onevrouter nic-attach -h for more information.
After a NIC is attached or detached, the Virtual Machine appliances are automatically reconfigured to start routing to the new interface. No other action, like a reboot, is required.
Managing Virtual Router VMs¶
The Virtual Machines that are associated to a Virtual Router have all actions allow except nic-attach/dettach. They can be terminated and new Virtual Machines can be added to an existing Virtual Router.
All the Virtual Machines associated with a Virtual Router are terminated automatically when the Virtual Router is deleted. Each VM can however be terminated individually at any time.
To create new VMs use the
onevrouter instantiate command, or the “Instantiate VMs” dialog in Sunstone.
More than one Virtual Machines can be associated to a Virtual Router in order to implement a high availability scenario. In this case, OpenNebula will also assign a floating IP to the group of Virtual Machines, that will coordinate to manage the traffic directed to that IP.
To enable a high availability scenario, you need to choose 2 or more number of instances when the Virtual Router is created in Sunstone. In the CLI, the number of VM instances is given with the
$ onevrouter instantiate -h [...] -m, --multiple x Instance multiple VMs
In this scenario, the following Virtual Router options became relevant:
- Keepalived ID: Optional. Sets keepalived configuration parameter
- Keepalived password: Optional. Sets keepalived configuration parameter
And for each Virtual Network Interface:
- Floating IP. Check it to enable the floating IP.
- Force IPv4. Optional. With the floating IP option selected, this field requests a fixed IP for that floating IP, not the individual VM IPs.
The floating IP assignment is managed in a similar way to normal VM IPs. If you open the information of the Virtual Network, it will contain a lease assigned to the Virtual Router (not a VM). Besides the floating IP, each VM will get their own individual IP.
Other Virtual Machines in the network will use the floating IP to contact the Virtual Router VMs. At any given time, only one VM is using that floating IP address. If the active VM crashes, the other VMs will coordinate to assign the floating IP to a new Virtual Router VM.
You can provide two optional parameters in the context to configure the keepalived service started in the Virtual Router VM:
VROUTER_KEEPALIVED_PASSWORD: Password used for the service to protect the service from packages of rogue machines. By default the service is configured without password.

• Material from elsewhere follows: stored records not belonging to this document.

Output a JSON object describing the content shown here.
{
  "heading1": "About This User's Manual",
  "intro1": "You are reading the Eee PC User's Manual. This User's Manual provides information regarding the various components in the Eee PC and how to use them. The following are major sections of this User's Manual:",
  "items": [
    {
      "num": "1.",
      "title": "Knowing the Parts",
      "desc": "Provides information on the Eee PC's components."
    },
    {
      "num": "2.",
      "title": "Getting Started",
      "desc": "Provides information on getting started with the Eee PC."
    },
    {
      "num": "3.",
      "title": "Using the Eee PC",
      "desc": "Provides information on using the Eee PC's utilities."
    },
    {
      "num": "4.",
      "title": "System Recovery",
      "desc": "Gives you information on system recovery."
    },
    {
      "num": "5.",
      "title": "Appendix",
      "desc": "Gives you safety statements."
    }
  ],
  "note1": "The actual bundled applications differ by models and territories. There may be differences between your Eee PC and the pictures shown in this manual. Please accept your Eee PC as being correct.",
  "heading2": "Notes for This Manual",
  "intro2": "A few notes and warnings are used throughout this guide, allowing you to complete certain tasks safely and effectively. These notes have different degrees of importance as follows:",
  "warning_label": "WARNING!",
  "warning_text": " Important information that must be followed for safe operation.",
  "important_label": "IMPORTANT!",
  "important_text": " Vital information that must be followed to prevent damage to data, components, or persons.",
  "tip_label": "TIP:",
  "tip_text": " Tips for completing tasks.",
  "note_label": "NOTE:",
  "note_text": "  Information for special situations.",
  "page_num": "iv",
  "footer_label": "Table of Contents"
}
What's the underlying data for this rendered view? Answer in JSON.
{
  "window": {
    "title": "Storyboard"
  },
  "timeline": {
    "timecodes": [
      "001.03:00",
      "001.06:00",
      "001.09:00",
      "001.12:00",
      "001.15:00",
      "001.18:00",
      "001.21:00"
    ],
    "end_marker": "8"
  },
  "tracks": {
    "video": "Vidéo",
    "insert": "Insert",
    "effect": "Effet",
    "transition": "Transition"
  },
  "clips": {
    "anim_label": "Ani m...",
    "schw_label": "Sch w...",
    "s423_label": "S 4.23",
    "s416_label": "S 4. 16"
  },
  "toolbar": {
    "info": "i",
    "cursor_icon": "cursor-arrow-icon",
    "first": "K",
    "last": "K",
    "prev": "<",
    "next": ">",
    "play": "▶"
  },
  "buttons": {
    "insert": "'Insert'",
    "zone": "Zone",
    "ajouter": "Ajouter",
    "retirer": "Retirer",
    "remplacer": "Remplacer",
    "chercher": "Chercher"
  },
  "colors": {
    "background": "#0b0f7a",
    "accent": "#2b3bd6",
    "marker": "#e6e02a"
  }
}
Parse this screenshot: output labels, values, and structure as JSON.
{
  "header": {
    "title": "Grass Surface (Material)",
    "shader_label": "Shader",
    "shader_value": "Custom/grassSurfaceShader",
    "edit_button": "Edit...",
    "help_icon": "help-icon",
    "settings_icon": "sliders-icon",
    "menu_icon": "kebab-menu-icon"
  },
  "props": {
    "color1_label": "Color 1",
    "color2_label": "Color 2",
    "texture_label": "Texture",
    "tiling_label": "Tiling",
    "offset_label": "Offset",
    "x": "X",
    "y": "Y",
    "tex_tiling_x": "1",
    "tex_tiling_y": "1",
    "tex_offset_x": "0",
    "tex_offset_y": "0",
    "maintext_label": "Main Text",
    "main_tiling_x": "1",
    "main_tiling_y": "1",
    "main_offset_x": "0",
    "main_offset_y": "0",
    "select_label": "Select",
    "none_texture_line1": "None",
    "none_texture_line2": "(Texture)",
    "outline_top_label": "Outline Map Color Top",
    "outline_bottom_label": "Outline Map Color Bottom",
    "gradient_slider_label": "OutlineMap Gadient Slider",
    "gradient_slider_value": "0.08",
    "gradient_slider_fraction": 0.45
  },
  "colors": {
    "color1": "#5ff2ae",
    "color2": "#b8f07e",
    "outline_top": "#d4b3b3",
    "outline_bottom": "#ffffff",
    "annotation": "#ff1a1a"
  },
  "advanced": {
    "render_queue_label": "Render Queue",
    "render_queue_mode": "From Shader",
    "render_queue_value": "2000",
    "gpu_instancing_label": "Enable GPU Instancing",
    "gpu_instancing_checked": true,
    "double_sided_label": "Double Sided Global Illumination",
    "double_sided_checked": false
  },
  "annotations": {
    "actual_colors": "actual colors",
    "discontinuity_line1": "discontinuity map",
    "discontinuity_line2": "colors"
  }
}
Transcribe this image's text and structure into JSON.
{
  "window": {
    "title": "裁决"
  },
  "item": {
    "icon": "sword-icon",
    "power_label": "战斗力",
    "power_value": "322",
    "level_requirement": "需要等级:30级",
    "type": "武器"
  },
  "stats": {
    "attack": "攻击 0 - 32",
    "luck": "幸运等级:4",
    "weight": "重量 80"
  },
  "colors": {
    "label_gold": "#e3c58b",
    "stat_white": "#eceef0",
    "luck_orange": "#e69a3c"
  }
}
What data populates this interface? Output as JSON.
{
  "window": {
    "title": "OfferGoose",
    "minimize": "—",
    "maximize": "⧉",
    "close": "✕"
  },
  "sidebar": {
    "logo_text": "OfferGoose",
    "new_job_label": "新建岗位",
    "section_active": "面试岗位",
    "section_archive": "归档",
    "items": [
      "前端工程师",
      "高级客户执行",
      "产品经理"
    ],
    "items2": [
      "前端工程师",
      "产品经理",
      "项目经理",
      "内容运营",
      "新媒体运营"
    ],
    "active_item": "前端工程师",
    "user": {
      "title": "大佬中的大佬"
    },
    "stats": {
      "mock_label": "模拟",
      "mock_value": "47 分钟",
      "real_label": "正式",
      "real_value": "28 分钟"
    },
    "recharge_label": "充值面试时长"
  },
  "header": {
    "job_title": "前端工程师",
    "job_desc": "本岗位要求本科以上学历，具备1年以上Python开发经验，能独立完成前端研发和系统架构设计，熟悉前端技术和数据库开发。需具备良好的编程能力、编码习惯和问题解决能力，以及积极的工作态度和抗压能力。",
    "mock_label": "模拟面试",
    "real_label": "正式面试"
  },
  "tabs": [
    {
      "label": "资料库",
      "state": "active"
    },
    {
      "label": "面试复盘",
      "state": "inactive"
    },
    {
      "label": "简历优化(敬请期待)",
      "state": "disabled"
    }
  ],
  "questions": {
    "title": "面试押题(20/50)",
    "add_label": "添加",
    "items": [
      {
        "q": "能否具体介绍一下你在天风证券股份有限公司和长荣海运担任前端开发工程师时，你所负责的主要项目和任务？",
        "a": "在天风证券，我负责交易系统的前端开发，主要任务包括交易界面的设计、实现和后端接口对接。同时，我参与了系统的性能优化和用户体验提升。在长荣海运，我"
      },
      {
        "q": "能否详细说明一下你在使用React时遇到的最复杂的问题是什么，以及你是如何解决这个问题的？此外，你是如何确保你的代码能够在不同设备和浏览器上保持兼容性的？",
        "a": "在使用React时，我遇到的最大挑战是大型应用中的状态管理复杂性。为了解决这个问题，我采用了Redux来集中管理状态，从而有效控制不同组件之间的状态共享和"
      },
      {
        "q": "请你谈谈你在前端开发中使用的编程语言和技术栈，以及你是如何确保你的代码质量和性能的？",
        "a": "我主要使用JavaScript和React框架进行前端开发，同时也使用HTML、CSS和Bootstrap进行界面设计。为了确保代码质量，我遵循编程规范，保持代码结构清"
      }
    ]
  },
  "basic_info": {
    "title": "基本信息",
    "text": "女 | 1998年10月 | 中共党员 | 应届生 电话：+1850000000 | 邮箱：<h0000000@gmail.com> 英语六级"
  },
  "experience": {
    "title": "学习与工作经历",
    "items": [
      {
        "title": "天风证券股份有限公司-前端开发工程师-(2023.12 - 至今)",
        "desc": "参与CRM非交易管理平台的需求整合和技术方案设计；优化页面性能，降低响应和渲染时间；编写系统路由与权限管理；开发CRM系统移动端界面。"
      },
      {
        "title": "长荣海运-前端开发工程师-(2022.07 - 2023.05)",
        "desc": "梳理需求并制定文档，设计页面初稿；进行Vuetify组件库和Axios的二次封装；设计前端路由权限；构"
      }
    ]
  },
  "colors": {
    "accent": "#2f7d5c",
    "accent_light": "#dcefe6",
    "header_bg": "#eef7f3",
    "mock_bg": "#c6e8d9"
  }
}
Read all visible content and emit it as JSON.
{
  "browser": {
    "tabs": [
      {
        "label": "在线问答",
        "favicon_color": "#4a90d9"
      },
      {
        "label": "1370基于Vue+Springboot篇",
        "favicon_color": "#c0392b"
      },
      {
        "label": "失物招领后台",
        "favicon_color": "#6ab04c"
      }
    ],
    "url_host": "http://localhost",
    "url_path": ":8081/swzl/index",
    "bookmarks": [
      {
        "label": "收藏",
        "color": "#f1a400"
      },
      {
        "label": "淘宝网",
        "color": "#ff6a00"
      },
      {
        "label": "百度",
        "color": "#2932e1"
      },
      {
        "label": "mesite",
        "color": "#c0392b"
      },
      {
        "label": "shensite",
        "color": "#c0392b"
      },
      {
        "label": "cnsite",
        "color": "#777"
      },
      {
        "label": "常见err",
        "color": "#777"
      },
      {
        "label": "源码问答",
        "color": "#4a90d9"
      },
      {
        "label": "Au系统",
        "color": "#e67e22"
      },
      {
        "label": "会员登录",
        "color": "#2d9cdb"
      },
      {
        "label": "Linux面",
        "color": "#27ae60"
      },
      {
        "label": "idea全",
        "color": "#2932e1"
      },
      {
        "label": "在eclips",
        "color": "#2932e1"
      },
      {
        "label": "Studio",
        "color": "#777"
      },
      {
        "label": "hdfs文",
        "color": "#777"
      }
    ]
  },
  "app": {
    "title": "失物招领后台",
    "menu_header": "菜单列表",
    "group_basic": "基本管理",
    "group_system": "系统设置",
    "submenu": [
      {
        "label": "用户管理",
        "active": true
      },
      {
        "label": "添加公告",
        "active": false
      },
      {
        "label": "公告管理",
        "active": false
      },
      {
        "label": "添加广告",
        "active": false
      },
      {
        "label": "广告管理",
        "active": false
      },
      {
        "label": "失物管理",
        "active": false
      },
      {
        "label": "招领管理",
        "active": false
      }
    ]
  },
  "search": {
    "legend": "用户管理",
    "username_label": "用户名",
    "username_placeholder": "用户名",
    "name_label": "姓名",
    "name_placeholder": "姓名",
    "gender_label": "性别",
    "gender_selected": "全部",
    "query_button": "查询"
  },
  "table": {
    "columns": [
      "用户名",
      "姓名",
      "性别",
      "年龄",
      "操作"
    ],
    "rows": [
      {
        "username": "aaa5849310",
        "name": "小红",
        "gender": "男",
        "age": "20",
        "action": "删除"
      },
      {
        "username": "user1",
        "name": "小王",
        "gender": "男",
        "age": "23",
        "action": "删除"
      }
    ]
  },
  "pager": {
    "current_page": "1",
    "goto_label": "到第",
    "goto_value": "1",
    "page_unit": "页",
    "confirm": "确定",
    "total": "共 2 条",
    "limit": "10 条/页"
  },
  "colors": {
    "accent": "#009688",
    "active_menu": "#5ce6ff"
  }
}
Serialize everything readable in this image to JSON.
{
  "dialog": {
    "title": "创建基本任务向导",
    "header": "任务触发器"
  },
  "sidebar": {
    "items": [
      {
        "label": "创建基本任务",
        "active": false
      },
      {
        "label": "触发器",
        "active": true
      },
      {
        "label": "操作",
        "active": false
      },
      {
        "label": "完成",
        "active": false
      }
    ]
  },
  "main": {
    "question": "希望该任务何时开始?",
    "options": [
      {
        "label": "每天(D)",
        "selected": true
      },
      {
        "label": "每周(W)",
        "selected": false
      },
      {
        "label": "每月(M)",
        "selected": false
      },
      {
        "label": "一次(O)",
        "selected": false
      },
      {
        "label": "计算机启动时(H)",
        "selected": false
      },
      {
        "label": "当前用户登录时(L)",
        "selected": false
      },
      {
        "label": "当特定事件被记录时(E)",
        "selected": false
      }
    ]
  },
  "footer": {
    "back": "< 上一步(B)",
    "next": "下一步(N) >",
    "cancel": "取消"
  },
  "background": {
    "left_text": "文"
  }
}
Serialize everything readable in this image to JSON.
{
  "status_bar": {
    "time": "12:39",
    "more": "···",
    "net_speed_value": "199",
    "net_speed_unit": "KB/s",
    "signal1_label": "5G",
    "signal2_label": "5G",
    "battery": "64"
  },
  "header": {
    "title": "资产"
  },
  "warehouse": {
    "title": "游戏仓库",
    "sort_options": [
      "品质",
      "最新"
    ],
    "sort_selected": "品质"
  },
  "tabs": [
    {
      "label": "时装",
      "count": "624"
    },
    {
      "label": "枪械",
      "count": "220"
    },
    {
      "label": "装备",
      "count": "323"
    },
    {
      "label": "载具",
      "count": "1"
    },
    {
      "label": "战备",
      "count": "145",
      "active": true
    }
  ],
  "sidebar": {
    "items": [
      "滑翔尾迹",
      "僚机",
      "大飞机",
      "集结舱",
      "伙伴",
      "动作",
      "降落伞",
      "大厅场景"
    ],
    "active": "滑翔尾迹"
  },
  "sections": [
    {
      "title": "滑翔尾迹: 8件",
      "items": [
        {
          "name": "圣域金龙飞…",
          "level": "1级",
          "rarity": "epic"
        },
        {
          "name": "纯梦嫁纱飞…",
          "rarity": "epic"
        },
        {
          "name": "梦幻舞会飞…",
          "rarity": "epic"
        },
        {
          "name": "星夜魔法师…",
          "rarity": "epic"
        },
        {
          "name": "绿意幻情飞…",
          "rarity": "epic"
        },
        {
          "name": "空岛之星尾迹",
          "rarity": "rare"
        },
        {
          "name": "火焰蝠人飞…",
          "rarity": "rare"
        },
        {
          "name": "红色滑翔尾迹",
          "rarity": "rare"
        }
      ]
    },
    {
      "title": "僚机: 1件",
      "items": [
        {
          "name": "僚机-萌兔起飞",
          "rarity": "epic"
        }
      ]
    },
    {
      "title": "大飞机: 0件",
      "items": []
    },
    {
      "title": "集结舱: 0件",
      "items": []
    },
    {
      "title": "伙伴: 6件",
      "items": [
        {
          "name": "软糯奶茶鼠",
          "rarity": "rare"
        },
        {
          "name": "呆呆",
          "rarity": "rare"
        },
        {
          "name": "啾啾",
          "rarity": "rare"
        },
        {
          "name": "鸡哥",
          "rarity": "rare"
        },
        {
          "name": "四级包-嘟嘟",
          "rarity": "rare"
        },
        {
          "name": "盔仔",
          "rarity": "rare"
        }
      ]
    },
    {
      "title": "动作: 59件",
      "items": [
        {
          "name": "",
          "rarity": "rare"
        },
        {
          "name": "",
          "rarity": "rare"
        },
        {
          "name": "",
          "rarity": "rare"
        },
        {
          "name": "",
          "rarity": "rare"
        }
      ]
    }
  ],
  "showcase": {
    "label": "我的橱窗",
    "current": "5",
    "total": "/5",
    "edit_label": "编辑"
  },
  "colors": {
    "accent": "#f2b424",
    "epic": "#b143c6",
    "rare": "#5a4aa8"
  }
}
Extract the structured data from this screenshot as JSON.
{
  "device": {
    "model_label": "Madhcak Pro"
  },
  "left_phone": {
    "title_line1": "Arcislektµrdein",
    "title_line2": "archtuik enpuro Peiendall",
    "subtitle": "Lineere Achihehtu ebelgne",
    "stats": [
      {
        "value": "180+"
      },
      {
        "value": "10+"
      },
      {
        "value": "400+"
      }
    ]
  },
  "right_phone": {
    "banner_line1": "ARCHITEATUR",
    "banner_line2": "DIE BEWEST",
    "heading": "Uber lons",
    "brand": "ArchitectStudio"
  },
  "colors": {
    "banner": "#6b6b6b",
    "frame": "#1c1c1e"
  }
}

VROUTER_KEEPALIVED_ID: Number identifier of the service (0-255). This is useful when you have several virtual routers or other keepalived services in the same network. By default it is generated from the Virtual Router ID (
$vrouter_id & 255) but you can specify it manually if needed.
These parameters can also be provided in the Virtual Router creation wizard of Sunstone.